Intersting. Thanks for your thoughts on placement. I have Tympani 4's. I've als had Tympani 3b's and 1 d's. As you know the recommended crossover point for the bass panels is 250 Hz, which is clearly audible. Nevertheless, I guess I would have to agree somewhat that bass panel positioning is not that critical. My question is whether it can be placed to contribute to a deeper soundstage on the tympanis. If the tymps could image better, that would make me sincerely happy. The wall of sound is nice, but . . .
To clarify, the factory did suggest the placement of the bass panels was not that critical.
This was good news to me, to the extent it makes this huge speaker system potentially easier to place in the room.
In my experience, however, although this may be true with respect to imaging, which for me as been more a function of the placement of the mid tweeter panels. But it has not been true for me with respect to bass response.
In my room, I have had very good results with imaging, with the mid/tweeter panels canted in, and also when the mid/tweeter panels are about 8 feet apart - as far apart as possible without creating an obvious hole in the middle. This is in part what led me to setting them up along the long wall of the room and firing across the shorter dimension of the room.
Not sure why you are having problems with imaging.
I would say depth is good to very good, pinpoint localization of vocals and instruments excellent, and of course the height, scale and 3D palpability that Maggies are known for. I have not yet gotten them to image much beyond the physical boundaries of the panels, but I wouldnt expect that from most speakers outside of mini monitors.
For bass response, however, the placement of the bass panels has been more critical.
A well set up pair of Tympanis has fast, tight, marvelous bass that is really something special, but with the wrong room or wrong placement they can sound a bit thin.
If you think you need a sub with these speakers, they are not set up correctly.
As little as 6" closer or farther away from either the side or rear wall has made significant differences for me. The bass also seems to improve when the bass panels are straight and not folded in a V configuration, although this is not a huge difference so I tend to keep them folded for aesthetic reasons.
Whether or not separating the bass panels from the mid tweeter panels in this way creates different or more diffuse imaging, I don't know.
Perhaps with a REALLY big room, having all the panels on one continuous line, one might be able to find a configuration with optimal bass, and even better imaging.
Taking all of these things into consideration, you can better appreciate how these speakers can consume and take advantage of monstrous amounts of power, the original question for the thread.
In an ideal world, I would biamp with huge solid state monoblocks on the low end, and perhaps use tubes on top.
I accept your point on the sub. I could easily do without one, but it is nice. I use a Bag End Infra 18" sub that has specs down to 8 Hz. To tell you the truth, I have it turned down so low that I can't even hear it, but it is a nice fill in at times -- probably an extragant expense for as little as it does.

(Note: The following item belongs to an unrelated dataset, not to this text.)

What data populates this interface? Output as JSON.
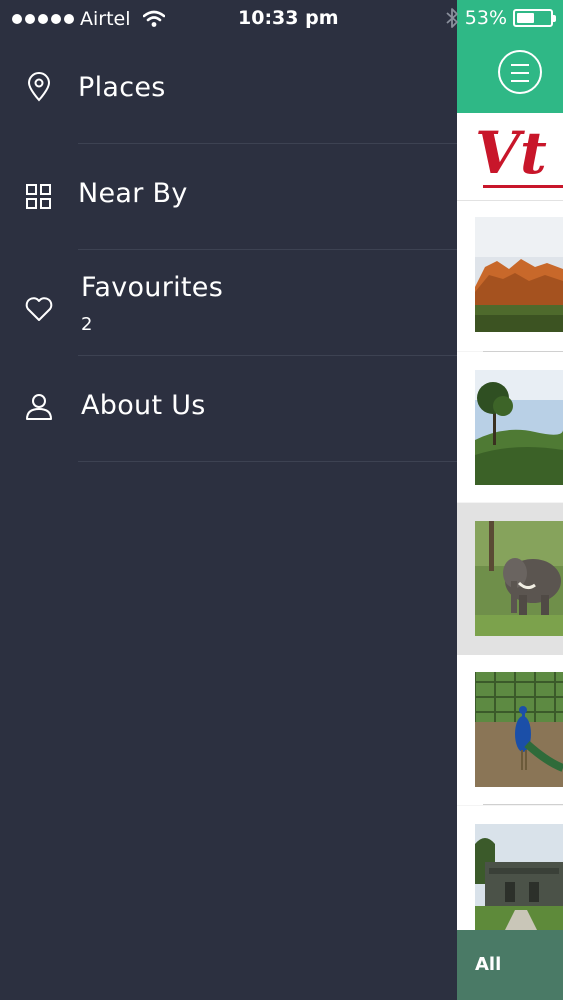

I agree that the Tympanis have a great soundstage. I wish it were deeper and more fleshed out; however, most of all, I hate that 6 foot cymbal and high-hat. That is wholly unrealistic and compared to speakers that can really image, it is a true weakness of this speaker. If you don't have that, then your tympanis are an anomoly. I get my Mye stands soon. Hopefully, that can make a great speaker even better. BTW, if you're using the internal crossover components in the mid-tweet panel, you're really missing out. Cheers
Mr Mye would know best, but at a glance it looks like at least a tiny bit of forward tilting would be possible.
The feet are adjustable, but I am guessing that weight distribution and whether or not you intend to fill the stands might affect the balance and/or how easily they could tip over.
That is not recommended, as I tipped one over with my desk chair recently which ruptured the tweeter, something I have otherwise never done in nearly 30 years of owning Magneplanars.